By nature, the Chicago Bears' decision to fire general manager Jerry Angelo leaves them a substantively different organization Tuesday evening. The general manager establishes a long-term football vision for every franchise, and the Bears' will change based on whom they hire to replace Angelo.
With that said, Bears officials took great pains during a news conference to insist that the nature and structure of the franchise will remain intact. Team president Ted Phillips said that the new general manager will have the same role and authority that Angelo did, including supervision of the head coach, and new chairman George McCaskey denied being the catalyst for Angelo's ouster.
Earlier Tuesday, we wondered if this episode signaled a new era of Bears ownership after more than a decade of hands-off rule. But unless McCaskey was telling a bald-face lie Tuesday, this was not the case of a trigger-happy new sheriff.
"I said when I became chairman that I didn't feel any particular need to place a personal stamp on the Bears," McCaskey said. "[M]y job was to work with and support the CEO and that's what happened in this case. Ted consulted with me. I supported his decision."
In the end, the Bears weren't looking to effect a culture change after missing the playoffs for the fourth time in the past five years. Instead, Phillips said, they are just looking for a way to get better players.
"We want to close that talent gap with our division rivals," Phillips said, "and that's why that decision was made."
Phillips wouldn't go into a point-by-point assessment of Angelo's shortcomings, but he did say that the Bears need better success at the top of the draft. Only two of Angelo's first-round draft picks remain part of the organization, and both -- tackle Gabe Carimi and guard Chris Williams -- finished the season on injured reserve.
Angelo deserves credit for some of his mid-draft selections, including receivers Earl Bennett and Johnny Knox. But in the past six drafts, the Bears have selected only three players who have made the Pro Bowl: Running back Matt Forte, returner Devin Hester and Knox, who was originally an alternate and made it as a returner in 2009.
Phillips will conduct the search for a new general manager, making clear to all candidates that coach Lovie Smith will remain in his job. Smith is not a candidate to be elevated, Phillips said, and Angelo assistant Tim Ruskell will operate the personnel department in the interim.

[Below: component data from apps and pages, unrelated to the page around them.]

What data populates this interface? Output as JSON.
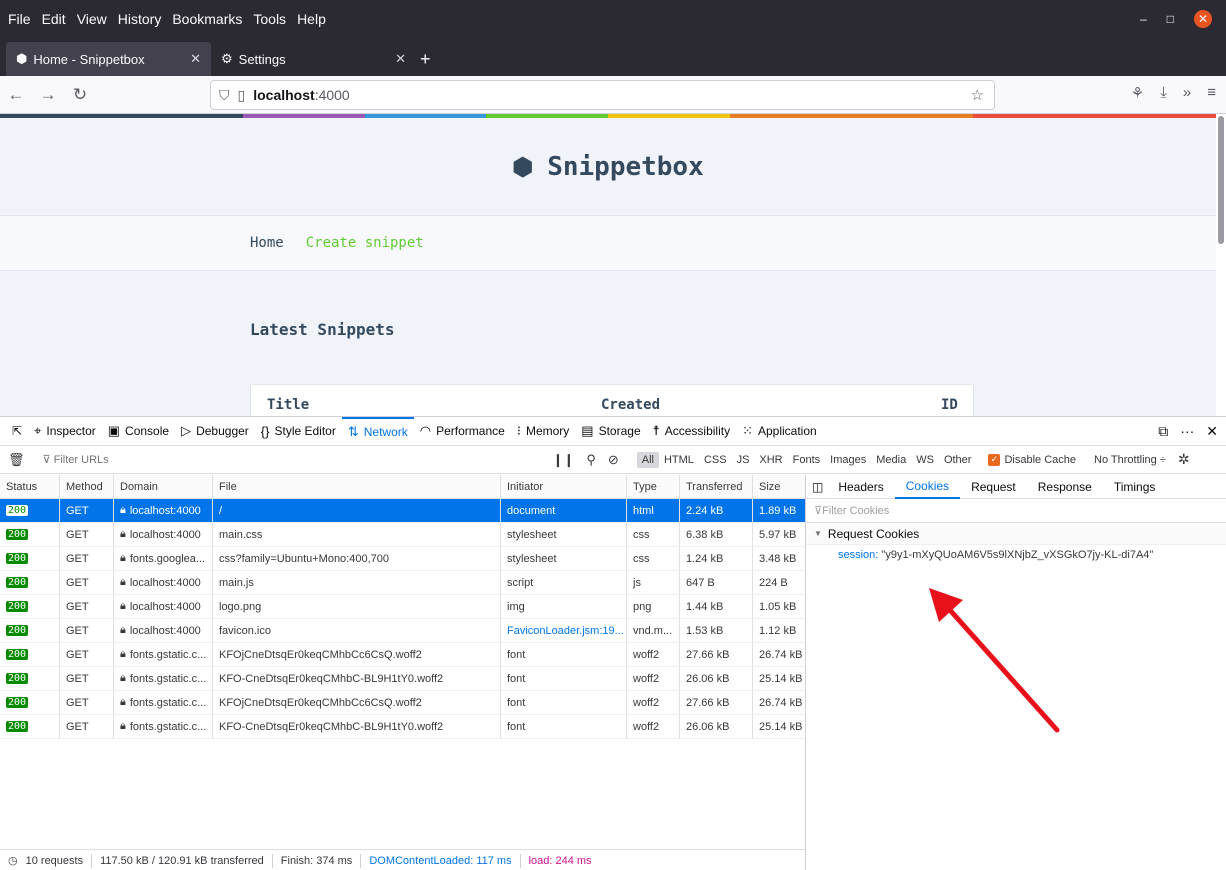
{
  "menu": [
    "File",
    "Edit",
    "View",
    "History",
    "Bookmarks",
    "Tools",
    "Help"
  ],
  "tabs": [
    {
      "label": "Home - Snippetbox",
      "icon": "snippetbox-icon"
    },
    {
      "label": "Settings",
      "icon": "gear-icon"
    }
  ],
  "urlbar": {
    "host": "localhost",
    "port": ":4000"
  },
  "site": {
    "brand": "Snippetbox",
    "nav": {
      "home": "Home",
      "create": "Create snippet"
    },
    "heading": "Latest Snippets",
    "table": {
      "title": "Title",
      "created": "Created",
      "id": "ID"
    }
  },
  "devtools": {
    "tabs": [
      "Inspector",
      "Console",
      "Debugger",
      "Style Editor",
      "Network",
      "Performance",
      "Memory",
      "Storage",
      "Accessibility",
      "Application"
    ],
    "active_tab": "Network",
    "filter_placeholder": "Filter URLs",
    "type_filters": [
      "All",
      "HTML",
      "CSS",
      "JS",
      "XHR",
      "Fonts",
      "Images",
      "Media",
      "WS",
      "Other"
    ],
    "disable_cache": "Disable Cache",
    "throttling": "No Throttling ÷",
    "columns": {
      "status": "Status",
      "method": "Method",
      "domain": "Domain",
      "file": "File",
      "initiator": "Initiator",
      "type": "Type",
      "transferred": "Transferred",
      "size": "Size"
    },
    "requests": [
      {
        "status": "200",
        "method": "GET",
        "domain": "localhost:4000",
        "file": "/",
        "initiator": "document",
        "type": "html",
        "transferred": "2.24 kB",
        "size": "1.89 kB"
      },
      {
        "status": "200",
        "method": "GET",
        "domain": "localhost:4000",
        "file": "main.css",
        "initiator": "stylesheet",
        "type": "css",
        "transferred": "6.38 kB",
        "size": "5.97 kB"
      },
      {
        "status": "200",
        "method": "GET",
        "domain": "fonts.googlea...",
        "file": "css?family=Ubuntu+Mono:400,700",
        "initiator": "stylesheet",
        "type": "css",
        "transferred": "1.24 kB",
        "size": "3.48 kB"
      },
      {
        "status": "200",
        "method": "GET",
        "domain": "localhost:4000",
        "file": "main.js",
        "initiator": "script",
        "type": "js",
        "transferred": "647 B",
        "size": "224 B"
      },
      {
        "status": "200",
        "method": "GET",
        "domain": "localhost:4000",
        "file": "logo.png",
        "initiator": "img",
        "type": "png",
        "transferred": "1.44 kB",
        "size": "1.05 kB"
      },
      {
        "status": "200",
        "method": "GET",
        "domain": "localhost:4000",
        "file": "favicon.ico",
        "initiator": "FaviconLoader.jsm:19...",
        "type": "vnd.m...",
        "transferred": "1.53 kB",
        "size": "1.12 kB"
      },
      {
        "status": "200",
        "method": "GET",
        "domain": "fonts.gstatic.c...",
        "file": "KFOjCneDtsqEr0keqCMhbCc6CsQ.woff2",
        "initiator": "font",
        "type": "woff2",
        "transferred": "27.66 kB",
        "size": "26.74 kB"
      },
      {
        "status": "200",
        "method": "GET",
        "domain": "fonts.gstatic.c...",
        "file": "KFO-CneDtsqEr0keqCMhbC-BL9H1tY0.woff2",
        "initiator": "font",
        "type": "woff2",
        "transferred": "26.06 kB",
        "size": "25.14 kB"
      },
      {
        "status": "200",
        "method": "GET",
        "domain": "fonts.gstatic.c...",
        "file": "KFOjCneDtsqEr0keqCMhbCc6CsQ.woff2",
        "initiator": "font",
        "type": "woff2",
        "transferred": "27.66 kB",
        "size": "26.74 kB"
      },
      {
        "status": "200",
        "method": "GET",
        "domain": "fonts.gstatic.c...",
        "file": "KFO-CneDtsqEr0keqCMhbC-BL9H1tY0.woff2",
        "initiator": "font",
        "type": "woff2",
        "transferred": "26.06 kB",
        "size": "25.14 kB"
      }
    ],
    "status": {
      "requests": "10 requests",
      "transferred": "117.50 kB / 120.91 kB transferred",
      "finish": "Finish: 374 ms",
      "dom": "DOMContentLoaded: 117 ms",
      "load": "load: 244 ms"
    },
    "side_tabs": [
      "Headers",
      "Cookies",
      "Request",
      "Response",
      "Timings"
    ],
    "side_active": "Cookies",
    "cookie_filter": "Filter Cookies",
    "request_cookies_label": "Request Cookies",
    "cookie": {
      "name": "session:",
      "value": "\"y9y1-mXyQUoAM6V5s9lXNjbZ_vXSGkO7jy-KL-di7A4\""
    }
  },
  "colors": {
    "accent": "#0074e8",
    "status_ok": "#058b00",
    "arrow": "#e8111b",
    "rainbow": [
      "#34495e",
      "#34495e",
      "#9b59b6",
      "#3498db",
      "#2ecc71",
      "#f1c40f",
      "#e67e22",
      "#e67e22",
      "#e74c3c"
    ]
  }
}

Who knows where this search will take the Bears. Phillips said he is still accumulating a list of candidates and is willing to spend a month or longer on the process. But if you were hoping the Bears would clean house or make a dramatic show of change after their disappointing finish, well, they've fallen short of your expectation. Their basic structure and many of the components remain in place. Only the identity of the general manager will change.